Set down the entries below once more, precisely as they stand.

___ Records supplied

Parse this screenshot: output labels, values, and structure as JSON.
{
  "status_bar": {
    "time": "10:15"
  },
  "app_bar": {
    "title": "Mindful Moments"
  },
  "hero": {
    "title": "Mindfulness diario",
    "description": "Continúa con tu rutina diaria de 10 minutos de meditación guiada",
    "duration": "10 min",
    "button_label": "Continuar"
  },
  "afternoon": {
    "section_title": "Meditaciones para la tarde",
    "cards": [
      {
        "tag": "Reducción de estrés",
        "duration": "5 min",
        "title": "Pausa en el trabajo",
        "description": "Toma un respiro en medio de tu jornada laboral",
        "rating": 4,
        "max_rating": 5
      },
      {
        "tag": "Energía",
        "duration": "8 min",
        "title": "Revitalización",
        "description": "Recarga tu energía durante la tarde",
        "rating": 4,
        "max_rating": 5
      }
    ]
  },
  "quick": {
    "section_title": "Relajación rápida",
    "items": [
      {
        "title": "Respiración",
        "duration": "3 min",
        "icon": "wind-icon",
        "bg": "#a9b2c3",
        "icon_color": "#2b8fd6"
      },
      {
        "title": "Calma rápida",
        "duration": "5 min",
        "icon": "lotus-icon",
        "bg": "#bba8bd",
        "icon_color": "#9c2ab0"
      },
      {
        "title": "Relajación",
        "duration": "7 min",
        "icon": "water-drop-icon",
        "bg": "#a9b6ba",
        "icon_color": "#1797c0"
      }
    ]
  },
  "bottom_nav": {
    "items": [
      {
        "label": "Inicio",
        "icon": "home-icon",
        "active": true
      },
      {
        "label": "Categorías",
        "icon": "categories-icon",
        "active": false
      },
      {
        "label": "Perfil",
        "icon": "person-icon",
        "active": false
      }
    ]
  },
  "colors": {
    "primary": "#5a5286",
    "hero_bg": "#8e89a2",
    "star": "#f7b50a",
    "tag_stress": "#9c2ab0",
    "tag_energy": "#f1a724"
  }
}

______

* [Solution for this problem]:
Parse this screenshot: output labels, values, and structure as JSON.
{
  "status_bar": {
    "time": "10:15"
  },
  "app_bar": {
    "title": "Mindful Moments"
  },
  "hero": {
    "title": "Mindfulness diario",
    "description": "Continúa con tu rutina diaria de 10 minutos de meditación guiada",
    "duration": "10 min",
    "button_label": "Continuar"
  },
  "afternoon": {
    "section_title": "Meditaciones para la tarde",
    "cards": [
      {
        "tag": "Reducción de estrés",
        "duration": "5 min",
        "title": "Pausa en el trabajo",
        "description": "Toma un respiro en medio de tu jornada laboral",
        "rating": 4,
        "max_rating": 5
      },
      {
        "tag": "Energía",
        "duration": "8 min",
        "title": "Revitalización",
        "description": "Recarga tu energía durante la tarde",
        "rating": 4,
        "max_rating": 5
      }
    ]
  },
  "quick": {
    "section_title": "Relajación rápida",
    "items": [
      {
        "title": "Respiración",
        "duration": "3 min",
        "icon": "wind-icon",
        "bg": "#a9b2c3",
        "icon_color": "#2b8fd6"
      },
      {
        "title": "Calma rápida",
        "duration": "5 min",
        "icon": "lotus-icon",
        "bg": "#bba8bd",
        "icon_color": "#9c2ab0"
      },
      {
        "title": "Relajación",
        "duration": "7 min",
        "icon": "water-drop-icon",
        "bg": "#a9b6ba",
        "icon_color": "#1797c0"
      }
    ]
  },
  "bottom_nav": {
    "items": [
      {
        "label": "Inicio",
        "icon": "home-icon",
        "active": true
      },
      {
        "label": "Categorías",
        "icon": "categories-icon",
        "active": false
      },
      {
        "label": "Perfil",
        "icon": "person-icon",
        "active": false
      }
    ]
  },
  "colors": {
    "primary": "#5a5286",
    "hero_bg": "#8e89a2",
    "star": "#f7b50a",
    "tag_stress": "#9c2ab0",
    "tag_energy": "#f1a724"
  }
}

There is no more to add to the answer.